[Page and application data records]

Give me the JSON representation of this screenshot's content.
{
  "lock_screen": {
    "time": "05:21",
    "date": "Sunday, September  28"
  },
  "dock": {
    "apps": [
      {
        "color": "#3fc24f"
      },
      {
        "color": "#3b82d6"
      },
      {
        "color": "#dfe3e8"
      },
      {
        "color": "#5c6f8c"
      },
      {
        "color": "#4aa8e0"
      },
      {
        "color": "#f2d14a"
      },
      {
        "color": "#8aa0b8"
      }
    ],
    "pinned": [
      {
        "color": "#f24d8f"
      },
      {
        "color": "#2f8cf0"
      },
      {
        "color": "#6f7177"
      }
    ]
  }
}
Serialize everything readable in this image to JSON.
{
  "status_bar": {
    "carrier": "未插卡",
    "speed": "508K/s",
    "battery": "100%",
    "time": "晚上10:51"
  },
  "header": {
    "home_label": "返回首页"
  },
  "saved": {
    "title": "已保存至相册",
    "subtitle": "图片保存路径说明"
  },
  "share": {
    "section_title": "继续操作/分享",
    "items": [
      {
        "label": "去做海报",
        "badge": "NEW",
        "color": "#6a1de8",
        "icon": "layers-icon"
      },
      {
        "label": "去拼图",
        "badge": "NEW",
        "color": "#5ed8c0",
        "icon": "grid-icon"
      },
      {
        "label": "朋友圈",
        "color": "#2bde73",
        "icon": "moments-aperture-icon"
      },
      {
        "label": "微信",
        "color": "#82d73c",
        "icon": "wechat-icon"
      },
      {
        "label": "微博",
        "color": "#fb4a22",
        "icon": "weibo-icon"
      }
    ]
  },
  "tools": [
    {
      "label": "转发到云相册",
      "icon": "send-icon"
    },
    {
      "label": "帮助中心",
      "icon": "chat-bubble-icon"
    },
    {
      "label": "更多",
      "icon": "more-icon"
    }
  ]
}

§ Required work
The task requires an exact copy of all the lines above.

§ Written response
Give me the JSON representation of this screenshot's content.
{
  "lock_screen": {
    "time": "05:21",
    "date": "Sunday, September  28"
  },
  "dock": {
    "apps": [
      {
        "color": "#3fc24f"
      },
      {
        "color": "#3b82d6"
      },
      {
        "color": "#dfe3e8"
      },
      {
        "color": "#5c6f8c"
      },
      {
        "color": "#4aa8e0"
      },
      {
        "color": "#f2d14a"
      },
      {
        "color": "#8aa0b8"
      }
    ],
    "pinned": [
      {
        "color": "#f24d8f"
      },
      {
        "color": "#2f8cf0"
      },
      {
        "color": "#6f7177"
      }
    ]
  }
}
Serialize everything readable in this image to JSON.
{
  "status_bar": {
    "carrier": "未插卡",
    "speed": "508K/s",
    "battery": "100%",
    "time": "晚上10:51"
  },
  "header": {
    "home_label": "返回首页"
  },
  "saved": {
    "title": "已保存至相册",
    "subtitle": "图片保存路径说明"
  },
  "share": {
    "section_title": "继续操作/分享",
    "items": [
      {
        "label": "去做海报",
        "badge": "NEW",
        "color": "#6a1de8",
        "icon": "layers-icon"
      },
      {
        "label": "去拼图",
        "badge": "NEW",
        "color": "#5ed8c0",
        "icon": "grid-icon"
      },
      {
        "label": "朋友圈",
        "color": "#2bde73",
        "icon": "moments-aperture-icon"
      },
      {
        "label": "微信",
        "color": "#82d73c",
        "icon": "wechat-icon"
      },
      {
        "label": "微博",
        "color": "#fb4a22",
        "icon": "weibo-icon"
      }
    ]
  },
  "tools": [
    {
      "label": "转发到云相册",
      "icon": "send-icon"
    },
    {
      "label": "帮助中心",
      "icon": "chat-bubble-icon"
    },
    {
      "label": "更多",
      "icon": "more-icon"
    }
  ]
}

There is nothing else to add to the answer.